**RECORDS TO PROCESS:**
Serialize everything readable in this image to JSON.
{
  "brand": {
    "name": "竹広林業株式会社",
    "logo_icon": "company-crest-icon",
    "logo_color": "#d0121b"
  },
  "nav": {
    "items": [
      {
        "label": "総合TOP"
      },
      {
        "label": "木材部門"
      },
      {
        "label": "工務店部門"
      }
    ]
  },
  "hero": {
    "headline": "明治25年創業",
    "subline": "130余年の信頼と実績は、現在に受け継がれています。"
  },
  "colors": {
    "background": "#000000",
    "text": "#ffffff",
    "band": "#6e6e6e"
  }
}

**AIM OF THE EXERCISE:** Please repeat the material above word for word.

**RESPONSE TO THE EXERCISE:**
Serialize everything readable in this image to JSON.
{
  "brand": {
    "name": "竹広林業株式会社",
    "logo_icon": "company-crest-icon",
    "logo_color": "#d0121b"
  },
  "nav": {
    "items": [
      {
        "label": "総合TOP"
      },
      {
        "label": "木材部門"
      },
      {
        "label": "工務店部門"
      }
    ]
  },
  "hero": {
    "headline": "明治25年創業",
    "subline": "130余年の信頼と実績は、現在に受け継がれています。"
  },
  "colors": {
    "background": "#000000",
    "text": "#ffffff",
    "band": "#6e6e6e"
  }
}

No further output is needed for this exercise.